§ **REQUIRED ACTION**
If a line of the records contains the word "para", list it.

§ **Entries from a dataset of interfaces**
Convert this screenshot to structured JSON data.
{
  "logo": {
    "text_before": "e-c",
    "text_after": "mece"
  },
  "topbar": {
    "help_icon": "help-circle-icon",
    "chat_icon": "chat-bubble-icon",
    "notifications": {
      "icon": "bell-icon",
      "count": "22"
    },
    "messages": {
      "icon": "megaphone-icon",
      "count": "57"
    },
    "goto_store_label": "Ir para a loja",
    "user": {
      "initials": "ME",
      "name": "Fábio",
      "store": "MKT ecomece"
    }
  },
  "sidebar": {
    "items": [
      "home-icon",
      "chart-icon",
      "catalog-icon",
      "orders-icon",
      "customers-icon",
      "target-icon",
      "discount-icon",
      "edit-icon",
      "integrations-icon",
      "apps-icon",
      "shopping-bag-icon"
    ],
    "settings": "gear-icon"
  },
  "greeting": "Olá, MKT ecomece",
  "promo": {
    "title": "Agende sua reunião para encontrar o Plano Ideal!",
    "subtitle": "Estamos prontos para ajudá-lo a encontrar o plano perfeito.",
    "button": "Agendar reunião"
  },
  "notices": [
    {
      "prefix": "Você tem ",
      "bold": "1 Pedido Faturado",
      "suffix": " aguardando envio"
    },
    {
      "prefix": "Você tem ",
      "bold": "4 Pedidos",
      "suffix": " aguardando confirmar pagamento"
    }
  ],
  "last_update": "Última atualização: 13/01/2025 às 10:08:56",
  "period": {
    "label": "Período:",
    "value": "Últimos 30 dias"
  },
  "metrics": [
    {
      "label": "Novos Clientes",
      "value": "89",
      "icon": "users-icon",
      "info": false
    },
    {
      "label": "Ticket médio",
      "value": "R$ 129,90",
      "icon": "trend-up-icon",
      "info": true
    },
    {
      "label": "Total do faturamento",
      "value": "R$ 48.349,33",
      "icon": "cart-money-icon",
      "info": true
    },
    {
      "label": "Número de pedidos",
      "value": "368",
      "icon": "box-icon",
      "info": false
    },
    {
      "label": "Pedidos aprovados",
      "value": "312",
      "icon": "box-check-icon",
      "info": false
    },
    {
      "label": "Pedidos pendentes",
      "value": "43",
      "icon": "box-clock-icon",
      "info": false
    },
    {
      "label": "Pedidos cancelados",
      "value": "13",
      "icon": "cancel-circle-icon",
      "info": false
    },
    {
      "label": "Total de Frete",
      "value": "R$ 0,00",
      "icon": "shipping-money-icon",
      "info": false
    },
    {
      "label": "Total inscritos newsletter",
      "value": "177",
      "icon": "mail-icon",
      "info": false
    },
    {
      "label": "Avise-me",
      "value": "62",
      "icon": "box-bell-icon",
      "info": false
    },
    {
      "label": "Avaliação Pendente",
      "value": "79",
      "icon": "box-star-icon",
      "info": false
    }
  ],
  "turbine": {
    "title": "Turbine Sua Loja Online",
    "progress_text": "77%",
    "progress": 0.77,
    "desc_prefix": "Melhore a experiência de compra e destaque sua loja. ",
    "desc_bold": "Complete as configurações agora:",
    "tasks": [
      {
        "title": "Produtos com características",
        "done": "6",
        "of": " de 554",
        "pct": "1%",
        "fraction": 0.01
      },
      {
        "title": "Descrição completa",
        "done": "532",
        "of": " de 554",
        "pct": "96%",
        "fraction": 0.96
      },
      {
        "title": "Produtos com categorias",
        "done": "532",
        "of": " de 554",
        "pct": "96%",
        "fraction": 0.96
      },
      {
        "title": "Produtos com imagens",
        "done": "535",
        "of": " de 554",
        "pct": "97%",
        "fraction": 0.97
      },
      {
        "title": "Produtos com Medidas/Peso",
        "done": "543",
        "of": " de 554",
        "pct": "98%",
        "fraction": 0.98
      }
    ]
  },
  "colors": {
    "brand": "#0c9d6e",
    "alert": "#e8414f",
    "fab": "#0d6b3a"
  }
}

§ **EXERCISE RESPONSE**
    "goto_store_label": "Ir para a loja",
    "title": "Agende sua reunião para encontrar o Plano Ideal!",
    "subtitle": "Estamos prontos para ajudá-lo a encontrar o plano perfeito.",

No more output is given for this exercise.